[Element data from apps and pages]
::::

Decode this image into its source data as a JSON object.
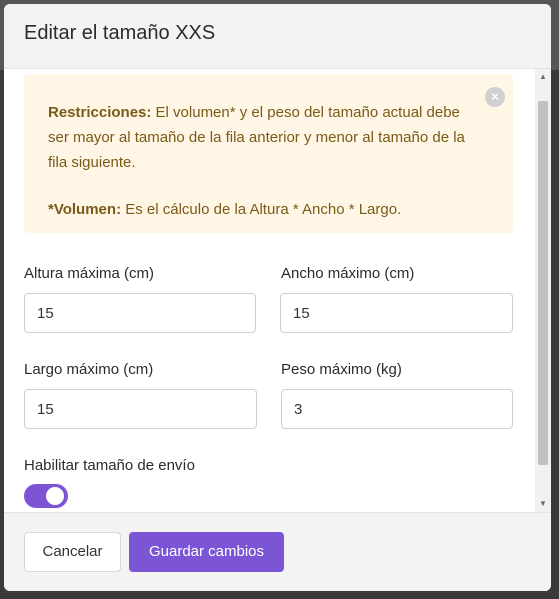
{
  "modal": {
    "title": "Editar el tamaño XXS"
  },
  "alert": {
    "restrictions_label": "Restricciones:",
    "restrictions_text": " El volumen* y el peso del tamaño actual debe ser mayor al tamaño de la fila anterior y menor al tamaño de la fila siguiente.",
    "volume_label": "*Volumen:",
    "volume_text": " Es el cálculo de la Altura * Ancho * Largo.",
    "close_glyph": "×"
  },
  "fields": {
    "height": {
      "label": "Altura máxima (cm)",
      "value": "15"
    },
    "width": {
      "label": "Ancho máximo (cm)",
      "value": "15"
    },
    "length": {
      "label": "Largo máximo (cm)",
      "value": "15"
    },
    "weight": {
      "label": "Peso máximo (kg)",
      "value": "3"
    }
  },
  "toggle": {
    "label": "Habilitar tamaño de envío",
    "enabled": true
  },
  "footer": {
    "cancel_label": "Cancelar",
    "save_label": "Guardar cambios"
  },
  "scrollbar": {
    "up_glyph": "▲",
    "down_glyph": "▼"
  },
  "colors": {
    "accent": "#7b55d6",
    "alert_bg": "#fff6e6",
    "alert_text": "#7a5a18"
  }
}
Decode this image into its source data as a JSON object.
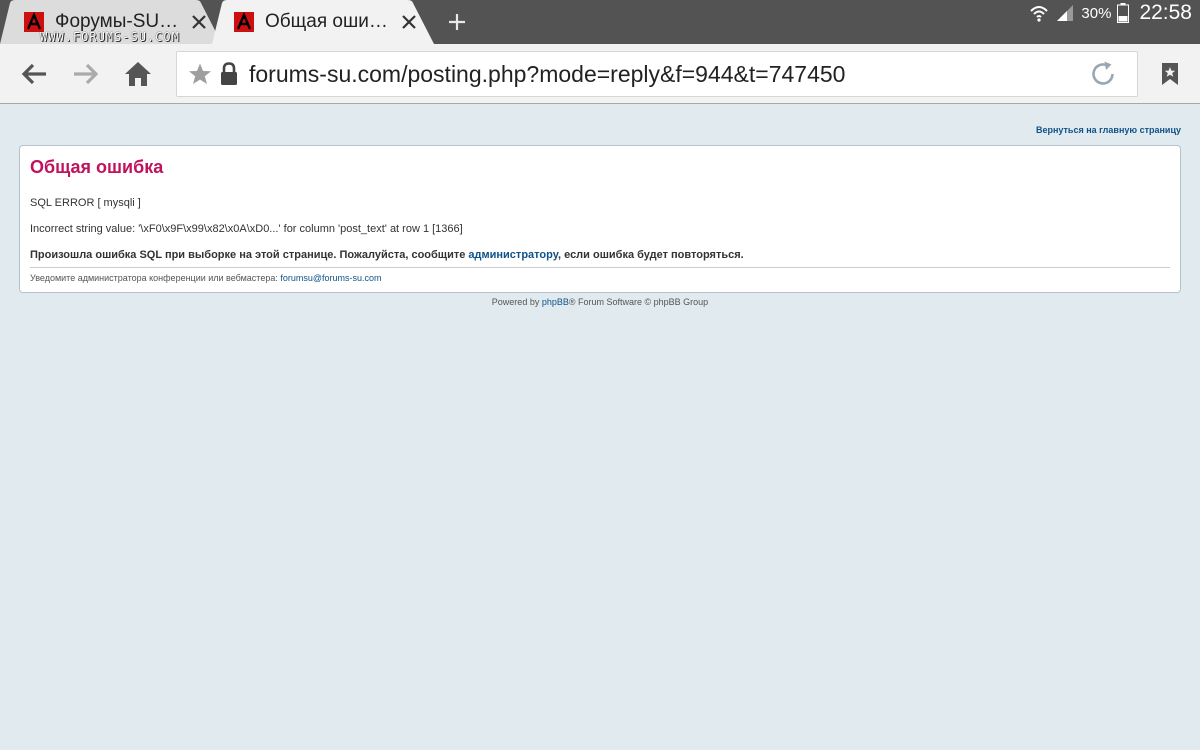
{
  "tabs": [
    {
      "title": "Форумы-SU…",
      "active": false,
      "favicon": "forums-su-logo-icon"
    },
    {
      "title": "Общая оши…",
      "active": true,
      "favicon": "forums-su-logo-icon"
    }
  ],
  "watermark": "WWW.FORUMS-SU.COM",
  "status_bar": {
    "battery_percent": "30%",
    "time": "22:58",
    "icons": [
      "wifi-icon",
      "signal-icon",
      "battery-icon"
    ]
  },
  "toolbar": {
    "url": "forums-su.com/posting.php?mode=reply&f=944&t=747450",
    "icons": [
      "back-arrow-icon",
      "forward-arrow-icon",
      "home-icon",
      "star-icon",
      "lock-icon",
      "reload-icon",
      "bookmarks-icon"
    ]
  },
  "page": {
    "return_link": "Вернуться на главную страницу",
    "error": {
      "title": "Общая ошибка",
      "sql_error": "SQL ERROR [ mysqli ]",
      "details": "Incorrect string value: '\\xF0\\x9F\\x99\\x82\\x0A\\xD0...' for column 'post_text' at row 1 [1366]",
      "message_before": "Произошла ошибка SQL при выборке на этой странице. Пожалуйста, сообщите ",
      "message_link": "администратору",
      "message_after": ", если ошибка будет повторяться.",
      "notify_text": "Уведомите администратора конференции или вебмастера: ",
      "notify_email": "forumsu@forums-su.com"
    },
    "footer": {
      "before": "Powered by ",
      "link": "phpBB",
      "after": "® Forum Software © phpBB Group"
    }
  },
  "colors": {
    "page_background": "#e1eaee",
    "error_title": "#c1125d",
    "link": "#105289",
    "tab_strip": "#535353",
    "toolbar": "#f2f2f2"
  }
}
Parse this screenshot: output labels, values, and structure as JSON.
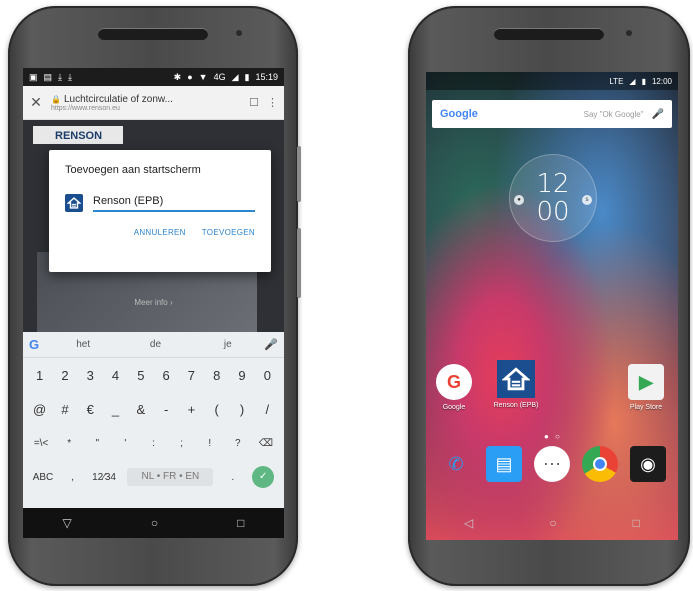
{
  "left_phone": {
    "status": {
      "time": "15:19",
      "network": "4G"
    },
    "browser": {
      "close_glyph": "✕",
      "page_title": "Luchtcirculatie of zonw...",
      "url": "https://www.renson.eu",
      "lock_icon": "lock-icon"
    },
    "webpage": {
      "brand": "RENSON",
      "more_info": "Meer info ›"
    },
    "dialog": {
      "title": "Toevoegen aan startscherm",
      "app_name": "Renson (EPB)",
      "cancel_label": "ANNULEREN",
      "add_label": "TOEVOEGEN"
    },
    "keyboard": {
      "suggestions": [
        "het",
        "de",
        "je"
      ],
      "row_numbers": [
        "1",
        "2",
        "3",
        "4",
        "5",
        "6",
        "7",
        "8",
        "9",
        "0"
      ],
      "row_symbols1": [
        "@",
        "#",
        "€",
        "_",
        "&",
        "-",
        "+",
        "(",
        ")",
        "/"
      ],
      "row_symbols2": [
        "=\\<",
        "*",
        "\"",
        "'",
        ":",
        ";",
        "!",
        "?",
        "⌫"
      ],
      "abc_label": "ABC",
      "comma": ",",
      "fraction_label": "12⁄34",
      "space_label": "NL • FR • EN",
      "period": "."
    }
  },
  "right_phone": {
    "status": {
      "network": "LTE",
      "time": "12:00"
    },
    "search": {
      "logo": "Google",
      "hint": "Say \"Ok Google\""
    },
    "clock": {
      "hours": "12",
      "minutes": "00"
    },
    "icons": {
      "google_label": "Google",
      "renson_label": "Renson (EPB)",
      "play_label": "Play Store"
    }
  },
  "colors": {
    "accent_blue": "#2c86d0",
    "renson_blue": "#1b4e8e",
    "enter_green": "#5fb884"
  }
}
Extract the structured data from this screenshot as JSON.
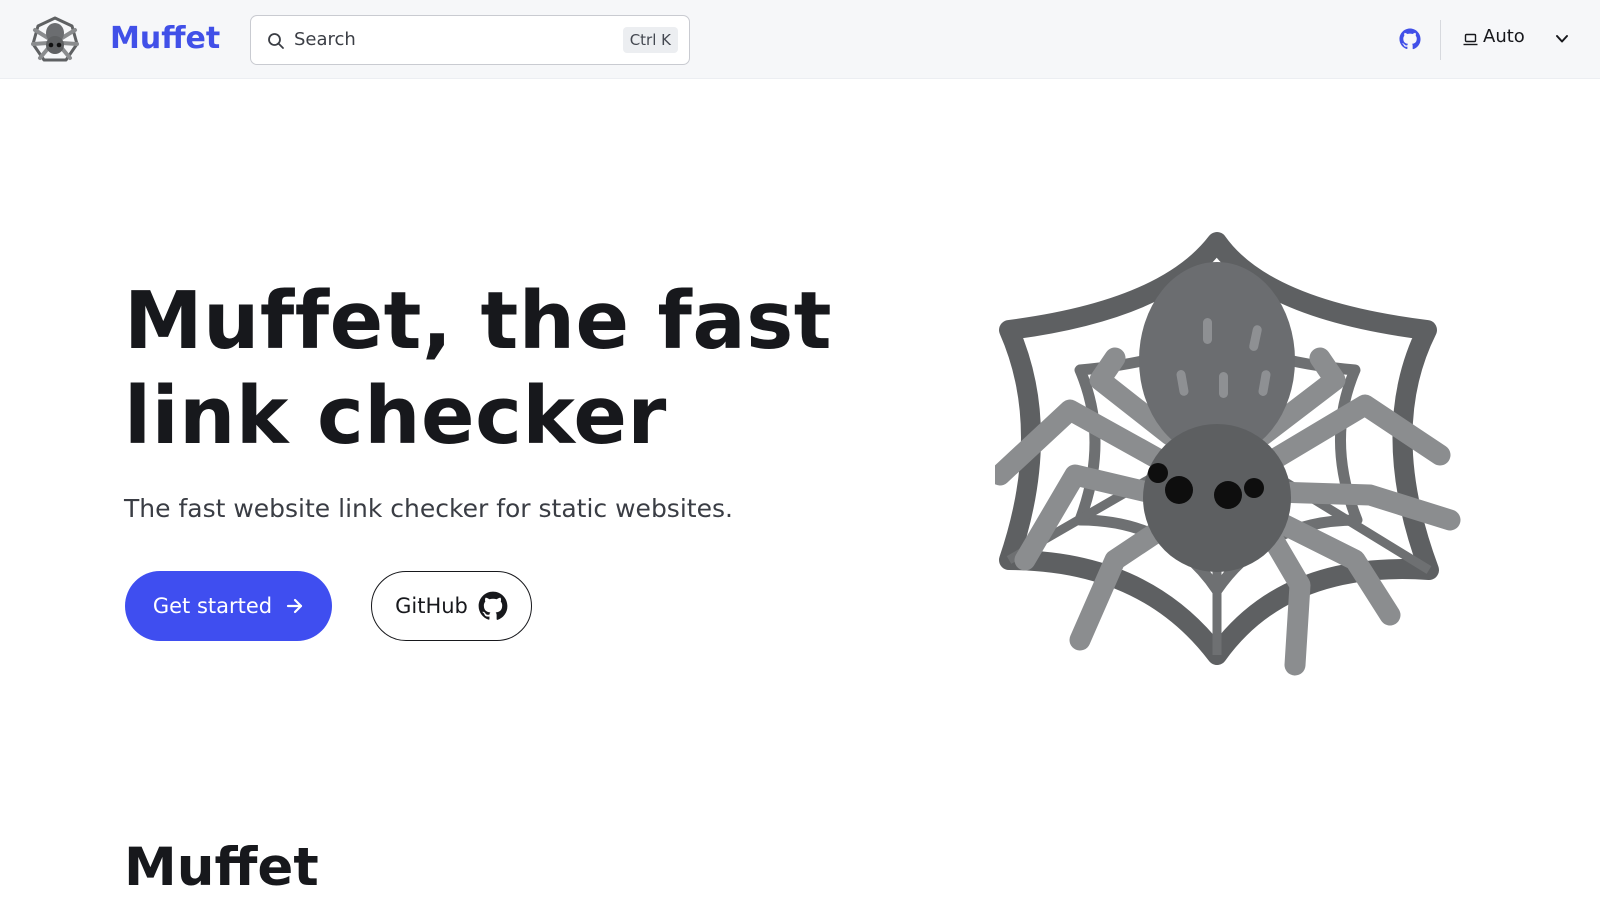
{
  "header": {
    "site_title": "Muffet",
    "search": {
      "placeholder": "Search",
      "shortcut": "Ctrl K"
    },
    "theme_select": {
      "selected": "Auto"
    },
    "icons": [
      "spider-logo-icon",
      "search-icon",
      "github-icon",
      "laptop-icon",
      "chevron-down-icon"
    ]
  },
  "hero": {
    "title": "Muffet, the fast link checker",
    "tagline": "The fast website link checker for static websites.",
    "primary_action": {
      "label": "Get started",
      "icon": "arrow-right-icon"
    },
    "secondary_action": {
      "label": "GitHub",
      "icon": "github-icon"
    },
    "illustration": "spider-on-web-illustration"
  },
  "content": {
    "section_title": "Muffet"
  },
  "colors": {
    "accent": "#3f4ef0",
    "brand_text": "#4150e8",
    "header_bg": "#f6f7f9",
    "text": "#17181c"
  }
}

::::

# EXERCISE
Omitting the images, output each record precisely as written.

# REPLY TO THE TASK
Decode this image into its source data as a JSON object.
{
  "modal": {
    "title": "Editar el tamaño XXS"
  },
  "alert": {
    "restrictions_label": "Restricciones:",
    "restrictions_text": " El volumen* y el peso del tamaño actual debe ser mayor al tamaño de la fila anterior y menor al tamaño de la fila siguiente.",
    "volume_label": "*Volumen:",
    "volume_text": " Es el cálculo de la Altura * Ancho * Largo.",
    "close_glyph": "×"
  },
  "fields": {
    "height": {
      "label": "Altura máxima (cm)",
      "value": "15"
    },
    "width": {
      "label": "Ancho máximo (cm)",
      "value": "15"
    },
    "length": {
      "label": "Largo máximo (cm)",
      "value": "15"
    },
    "weight": {
      "label": "Peso máximo (kg)",
      "value": "3"
    }
  },
  "toggle": {
    "label": "Habilitar tamaño de envío",
    "enabled": true
  },
  "footer": {
    "cancel_label": "Cancelar",
    "save_label": "Guardar cambios"
  },
  "scrollbar": {
    "up_glyph": "▲",
    "down_glyph": "▼"
  },
  "colors": {
    "accent": "#7b55d6",
    "alert_bg": "#fff6e6",
    "alert_text": "#7a5a18"
  }
}
Decode this image into its source data as a JSON object.
{
  "tabs": [
    {
      "title": "Форумы-SU…",
      "active": false,
      "favicon": "forums-su-logo-icon"
    },
    {
      "title": "Общая оши…",
      "active": true,
      "favicon": "forums-su-logo-icon"
    }
  ],
  "watermark": "WWW.FORUMS-SU.COM",
  "status_bar": {
    "battery_percent": "30%",
    "time": "22:58",
    "icons": [
      "wifi-icon",
      "signal-icon",
      "battery-icon"
    ]
  },
  "toolbar": {
    "url": "forums-su.com/posting.php?mode=reply&f=944&t=747450",
    "icons": [
      "back-arrow-icon",
      "forward-arrow-icon",
      "home-icon",
      "star-icon",
      "lock-icon",
      "reload-icon",
      "bookmarks-icon"
    ]
  },
  "page": {
    "return_link": "Вернуться на главную страницу",
    "error": {
      "title": "Общая ошибка",
      "sql_error": "SQL ERROR [ mysqli ]",
      "details": "Incorrect string value: '\\xF0\\x9F\\x99\\x82\\x0A\\xD0...' for column 'post_text' at row 1 [1366]",
      "message_before": "Произошла ошибка SQL при выборке на этой странице. Пожалуйста, сообщите ",
      "message_link": "администратору",
      "message_after": ", если ошибка будет повторяться.",
      "notify_text": "Уведомите администратора конференции или вебмастера: ",
      "notify_email": "forumsu@forums-su.com"
    },
    "footer": {
      "before": "Powered by ",
      "link": "phpBB",
      "after": "® Forum Software © phpBB Group"
    }
  },
  "colors": {
    "page_background": "#e1eaee",
    "error_title": "#c1125d",
    "link": "#105289",
    "tab_strip": "#535353",
    "toolbar": "#f2f2f2"
  }
}
Parse this screenshot: output labels, values, and structure as JSON.
{
  "left_phone": {
    "status": {
      "time": "15:19",
      "network": "4G"
    },
    "browser": {
      "close_glyph": "✕",
      "page_title": "Luchtcirculatie of zonw...",
      "url": "https://www.renson.eu",
      "lock_icon": "lock-icon"
    },
    "webpage": {
      "brand": "RENSON",
      "more_info": "Meer info ›"
    },
    "dialog": {
      "title": "Toevoegen aan startscherm",
      "app_name": "Renson (EPB)",
      "cancel_label": "ANNULEREN",
      "add_label": "TOEVOEGEN"
    },
    "keyboard": {
      "suggestions": [
        "het",
        "de",
        "je"
      ],
      "row_numbers": [
        "1",
        "2",
        "3",
        "4",
        "5",
        "6",
        "7",
        "8",
        "9",
        "0"
      ],
      "row_symbols1": [
        "@",
        "#",
        "€",
        "_",
        "&",
        "-",
        "+",
        "(",
        ")",
        "/"
      ],
      "row_symbols2": [
        "=\\<",
        "*",
        "\"",
        "'",
        ":",
        ";",
        "!",
        "?",
        "⌫"
      ],
      "abc_label": "ABC",
      "comma": ",",
      "fraction_label": "12⁄34",
      "space_label": "NL • FR • EN",
      "period": "."
    }
  },
  "right_phone": {
    "status": {
      "network": "LTE",
      "time": "12:00"
    },
    "search": {
      "logo": "Google",
      "hint": "Say \"Ok Google\""
    },
    "clock": {
      "hours": "12",
      "minutes": "00"
    },
    "icons": {
      "google_label": "Google",
      "renson_label": "Renson (EPB)",
      "play_label": "Play Store"
    }
  },
  "colors": {
    "accent_blue": "#2c86d0",
    "renson_blue": "#1b4e8e",
    "enter_green": "#5fb884"
  }
}
Extract the structured data from this screenshot as JSON.
{
  "header": {
    "site_title": "Muffet",
    "search": {
      "placeholder": "Search",
      "shortcut": "Ctrl K"
    },
    "theme_select": {
      "selected": "Auto"
    },
    "icons": [
      "spider-logo-icon",
      "search-icon",
      "github-icon",
      "laptop-icon",
      "chevron-down-icon"
    ]
  },
  "hero": {
    "title": "Muffet, the fast link checker",
    "tagline": "The fast website link checker for static websites.",
    "primary_action": {
      "label": "Get started",
      "icon": "arrow-right-icon"
    },
    "secondary_action": {
      "label": "GitHub",
      "icon": "github-icon"
    },
    "illustration": "spider-on-web-illustration"
  },
  "content": {
    "section_title": "Muffet"
  },
  "colors": {
    "accent": "#3f4ef0",
    "brand_text": "#4150e8",
    "header_bg": "#f6f7f9",
    "text": "#17181c"
  }
}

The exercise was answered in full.